>>>>

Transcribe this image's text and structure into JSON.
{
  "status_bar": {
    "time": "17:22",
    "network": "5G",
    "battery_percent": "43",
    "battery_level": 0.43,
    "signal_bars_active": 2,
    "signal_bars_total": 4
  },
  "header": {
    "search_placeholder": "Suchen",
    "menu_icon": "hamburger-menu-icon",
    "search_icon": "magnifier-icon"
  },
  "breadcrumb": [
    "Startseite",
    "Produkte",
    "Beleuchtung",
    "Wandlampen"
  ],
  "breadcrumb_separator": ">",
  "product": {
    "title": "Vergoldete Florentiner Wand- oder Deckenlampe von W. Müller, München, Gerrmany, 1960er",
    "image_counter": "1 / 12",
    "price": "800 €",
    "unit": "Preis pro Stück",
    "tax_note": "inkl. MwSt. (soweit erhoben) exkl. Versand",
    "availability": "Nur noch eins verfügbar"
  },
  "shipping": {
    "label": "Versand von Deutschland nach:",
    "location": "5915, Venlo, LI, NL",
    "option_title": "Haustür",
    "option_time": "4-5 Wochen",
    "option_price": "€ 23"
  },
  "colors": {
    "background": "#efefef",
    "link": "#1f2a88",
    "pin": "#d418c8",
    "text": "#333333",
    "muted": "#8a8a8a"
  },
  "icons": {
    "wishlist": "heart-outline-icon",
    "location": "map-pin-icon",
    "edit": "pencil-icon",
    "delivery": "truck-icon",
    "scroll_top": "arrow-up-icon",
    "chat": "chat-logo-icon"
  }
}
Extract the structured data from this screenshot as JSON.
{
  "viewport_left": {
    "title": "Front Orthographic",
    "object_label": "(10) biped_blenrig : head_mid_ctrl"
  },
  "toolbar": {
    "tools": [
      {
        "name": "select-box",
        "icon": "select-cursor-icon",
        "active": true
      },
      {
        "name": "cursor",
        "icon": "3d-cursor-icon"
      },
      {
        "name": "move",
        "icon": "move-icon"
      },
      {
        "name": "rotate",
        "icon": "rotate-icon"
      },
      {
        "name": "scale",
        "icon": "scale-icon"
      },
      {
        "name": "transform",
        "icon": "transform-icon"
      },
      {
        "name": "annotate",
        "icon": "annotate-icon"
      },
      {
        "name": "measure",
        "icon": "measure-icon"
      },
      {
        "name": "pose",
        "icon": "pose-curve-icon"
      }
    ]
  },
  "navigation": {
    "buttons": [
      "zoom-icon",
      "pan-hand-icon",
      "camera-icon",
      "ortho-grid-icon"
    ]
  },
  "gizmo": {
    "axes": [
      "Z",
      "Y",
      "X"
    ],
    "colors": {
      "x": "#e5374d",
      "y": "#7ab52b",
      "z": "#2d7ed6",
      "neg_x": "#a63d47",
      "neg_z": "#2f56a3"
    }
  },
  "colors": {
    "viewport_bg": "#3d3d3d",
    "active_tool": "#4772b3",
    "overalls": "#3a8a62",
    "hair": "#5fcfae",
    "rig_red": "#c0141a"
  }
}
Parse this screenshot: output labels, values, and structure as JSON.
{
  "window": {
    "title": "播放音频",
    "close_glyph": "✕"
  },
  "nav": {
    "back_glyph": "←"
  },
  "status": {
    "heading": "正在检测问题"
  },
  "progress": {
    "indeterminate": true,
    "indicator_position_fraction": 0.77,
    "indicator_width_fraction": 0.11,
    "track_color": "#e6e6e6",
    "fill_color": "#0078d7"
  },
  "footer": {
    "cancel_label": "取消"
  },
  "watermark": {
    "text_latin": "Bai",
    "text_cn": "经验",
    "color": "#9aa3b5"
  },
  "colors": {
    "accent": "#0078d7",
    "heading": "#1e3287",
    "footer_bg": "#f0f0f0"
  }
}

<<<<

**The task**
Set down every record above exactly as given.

**Written solution**
Transcribe this image's text and structure into JSON.
{
  "status_bar": {
    "time": "17:22",
    "network": "5G",
    "battery_percent": "43",
    "battery_level": 0.43,
    "signal_bars_active": 2,
    "signal_bars_total": 4
  },
  "header": {
    "search_placeholder": "Suchen",
    "menu_icon": "hamburger-menu-icon",
    "search_icon": "magnifier-icon"
  },
  "breadcrumb": [
    "Startseite",
    "Produkte",
    "Beleuchtung",
    "Wandlampen"
  ],
  "breadcrumb_separator": ">",
  "product": {
    "title": "Vergoldete Florentiner Wand- oder Deckenlampe von W. Müller, München, Gerrmany, 1960er",
    "image_counter": "1 / 12",
    "price": "800 €",
    "unit": "Preis pro Stück",
    "tax_note": "inkl. MwSt. (soweit erhoben) exkl. Versand",
    "availability": "Nur noch eins verfügbar"
  },
  "shipping": {
    "label": "Versand von Deutschland nach:",
    "location": "5915, Venlo, LI, NL",
    "option_title": "Haustür",
    "option_time": "4-5 Wochen",
    "option_price": "€ 23"
  },
  "colors": {
    "background": "#efefef",
    "link": "#1f2a88",
    "pin": "#d418c8",
    "text": "#333333",
    "muted": "#8a8a8a"
  },
  "icons": {
    "wishlist": "heart-outline-icon",
    "location": "map-pin-icon",
    "edit": "pencil-icon",
    "delivery": "truck-icon",
    "scroll_top": "arrow-up-icon",
    "chat": "chat-logo-icon"
  }
}
Extract the structured data from this screenshot as JSON.
{
  "viewport_left": {
    "title": "Front Orthographic",
    "object_label": "(10) biped_blenrig : head_mid_ctrl"
  },
  "toolbar": {
    "tools": [
      {
        "name": "select-box",
        "icon": "select-cursor-icon",
        "active": true
      },
      {
        "name": "cursor",
        "icon": "3d-cursor-icon"
      },
      {
        "name": "move",
        "icon": "move-icon"
      },
      {
        "name": "rotate",
        "icon": "rotate-icon"
      },
      {
        "name": "scale",
        "icon": "scale-icon"
      },
      {
        "name": "transform",
        "icon": "transform-icon"
      },
      {
        "name": "annotate",
        "icon": "annotate-icon"
      },
      {
        "name": "measure",
        "icon": "measure-icon"
      },
      {
        "name": "pose",
        "icon": "pose-curve-icon"
      }
    ]
  },
  "navigation": {
    "buttons": [
      "zoom-icon",
      "pan-hand-icon",
      "camera-icon",
      "ortho-grid-icon"
    ]
  },
  "gizmo": {
    "axes": [
      "Z",
      "Y",
      "X"
    ],
    "colors": {
      "x": "#e5374d",
      "y": "#7ab52b",
      "z": "#2d7ed6",
      "neg_x": "#a63d47",
      "neg_z": "#2f56a3"
    }
  },
  "colors": {
    "viewport_bg": "#3d3d3d",
    "active_tool": "#4772b3",
    "overalls": "#3a8a62",
    "hair": "#5fcfae",
    "rig_red": "#c0141a"
  }
}
Parse this screenshot: output labels, values, and structure as JSON.
{
  "window": {
    "title": "播放音频",
    "close_glyph": "✕"
  },
  "nav": {
    "back_glyph": "←"
  },
  "status": {
    "heading": "正在检测问题"
  },
  "progress": {
    "indeterminate": true,
    "indicator_position_fraction": 0.77,
    "indicator_width_fraction": 0.11,
    "track_color": "#e6e6e6",
    "fill_color": "#0078d7"
  },
  "footer": {
    "cancel_label": "取消"
  },
  "watermark": {
    "text_latin": "Bai",
    "text_cn": "经验",
    "color": "#9aa3b5"
  },
  "colors": {
    "accent": "#0078d7",
    "heading": "#1e3287",
    "footer_bg": "#f0f0f0"
  }
}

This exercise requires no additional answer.